Journalists who worked for failed weekly newspaper The Birmingham Press have been left with individual debts of up to £9,000 following its collapse last month.
The independent publisher announced his withdrawal from the so-called Birmingham newspaper war after estate agents in the city decided to return to rival Trinity Mirror-owned publications.
Now the liquidators of CJB Media, the company founded to launch the weekly title, have published a formal ‘Statement of Affairs’ revealing it owes creditors a grand total of £343,186.
The sum includes more than £37,000 owed to individual journalists who freelanced for the short-lived title.
According to the document, published by liquidators Begbies Traynor and sent to all creditors yesterday, the main creditors are listed as Mr Bullivant himself, stating the company owes him £145,000 which he invested as a director’s loan.
And North Wales Newspapers of Mold, Flintshire is owed £107,362.88, believed to be in respect of a printing contract.
The list of freelance journalists owed money as a result of the venture includes:
The document reports that a meeting of creditors on 11 November formed a liquidation committee “comprising of George Dobell, representing himself, Chris Morley [of the National Union of Journalists], representing Anthony Collins, and Hew Jones, representing NWN Media Limited”.
This committee would “represent the interests of the creditors” who were requested to “submit full particulars of their claims not later than 14 December 2010″.
Others among a total of 38 company creditors currently claiming debts include:
It is not yet known what percentage of debts, if any, can be met by the liquidation of CJB Media’s assets, and the document warns: “The level of return to creditors is highly speculative until such time as the Company’s affairs are fully wound up.”
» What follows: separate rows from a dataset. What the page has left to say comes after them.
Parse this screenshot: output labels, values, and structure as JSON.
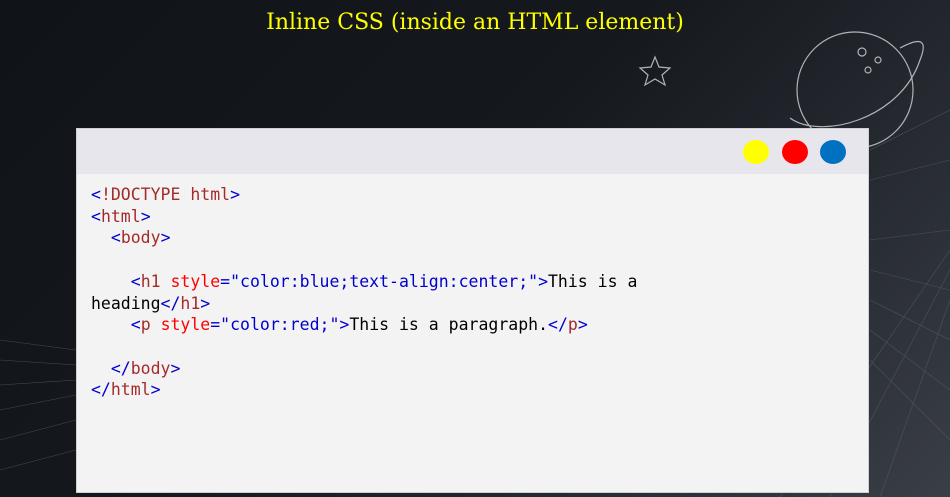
{
  "title": "Inline CSS (inside an HTML element)",
  "window": {
    "dots": [
      "yellow",
      "red",
      "blue"
    ],
    "colors": {
      "yellow": "#ffff00",
      "red": "#ff0000",
      "blue": "#0070c0"
    }
  },
  "code": {
    "doctype_keyword": "!DOCTYPE",
    "doctype_value": "html",
    "html_tag": "html",
    "body_tag": "body",
    "h1_tag": "h1",
    "h1_style_attr": "style",
    "h1_style_value": "\"color:blue;text-align:center;\"",
    "h1_text_line1": "This is a",
    "h1_text_line2": "heading",
    "p_tag": "p",
    "p_style_attr": "style",
    "p_style_value": "\"color:red;\"",
    "p_text": "This is a paragraph."
  }
}
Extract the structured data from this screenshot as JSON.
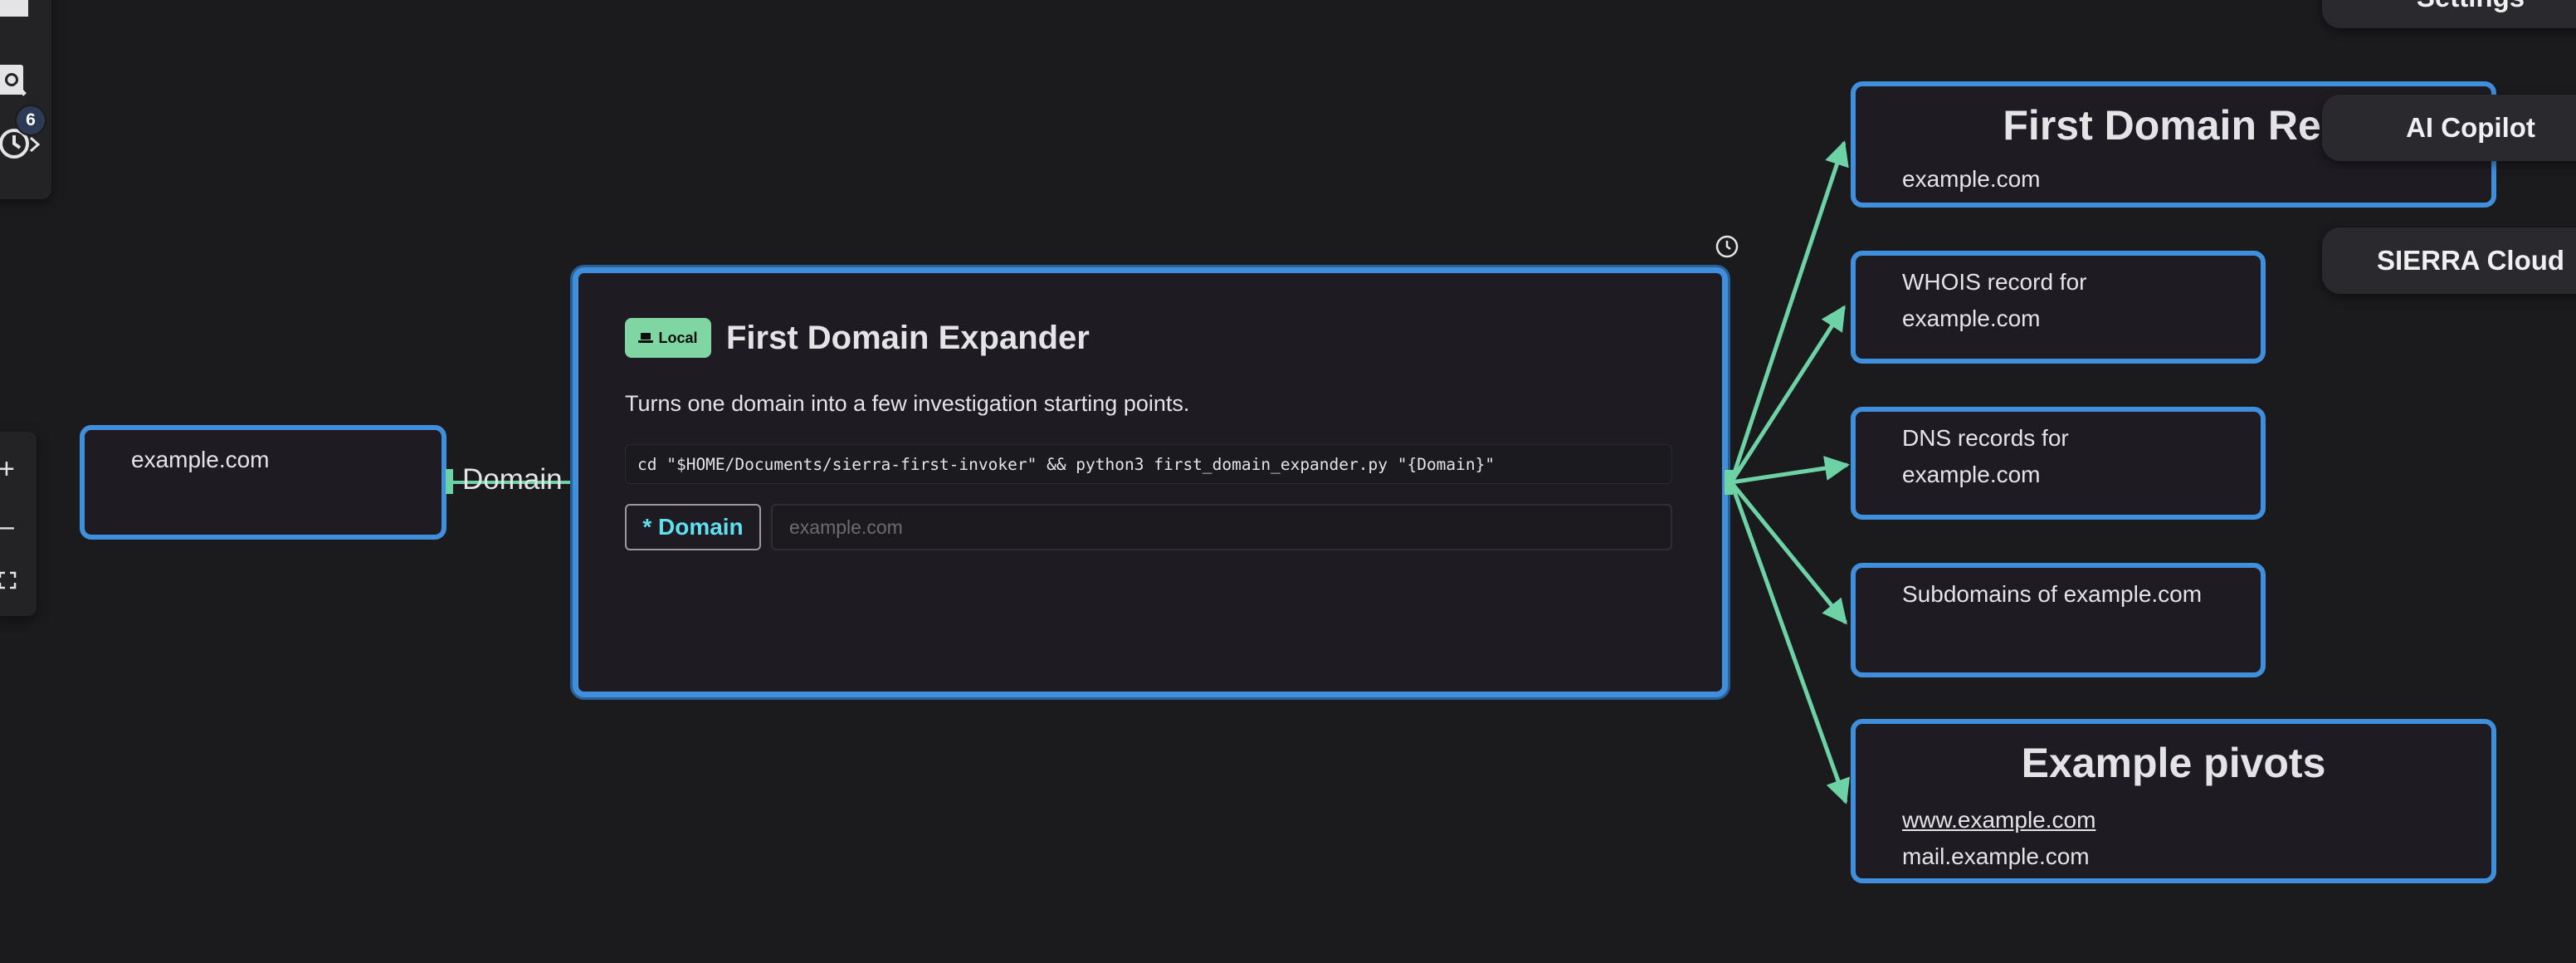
{
  "toolbar": {
    "history_count": "6",
    "zoom_in": "+",
    "zoom_out": "–",
    "icons": [
      "folder-icon",
      "search-icon",
      "history-icon",
      "chevron-right-icon",
      "fit-view-icon"
    ]
  },
  "input_node": {
    "value": "example.com"
  },
  "edge": {
    "label": "Domain"
  },
  "transform_node": {
    "badge": "Local",
    "title": "First Domain Expander",
    "description": "Turns one domain into a few investigation starting points.",
    "command": "cd \"$HOME/Documents/sierra-first-invoker\" && python3 first_domain_expander.py \"{Domain}\"",
    "param_label": "* Domain",
    "param_placeholder": "example.com"
  },
  "output_nodes": {
    "result": {
      "title": "First Domain Res",
      "text": "example.com"
    },
    "whois": {
      "line1": "WHOIS record for",
      "line2": "example.com"
    },
    "dns": {
      "line1": "DNS records for",
      "line2": "example.com"
    },
    "subdomains": {
      "text": "Subdomains of example.com"
    },
    "pivots": {
      "title": "Example pivots",
      "link1": "www.example.com",
      "text2": "mail.example.com"
    }
  },
  "side_panel": {
    "settings": "Settings",
    "ai_copilot": "AI Copilot",
    "sierra_cloud": "SIERRA Cloud"
  },
  "colors": {
    "node_border": "#3f8fdc",
    "edge": "#6dd3a6",
    "background": "#1b1b1d",
    "local_badge": "#7fd6a3",
    "param_label": "#5ee0f0"
  }
}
It estimates that if the winding up of CJB Media is “relatively straightforward”, it could take “around 18 months to complete”.
Mr Bullivant was unavailable for comment at the time of publication.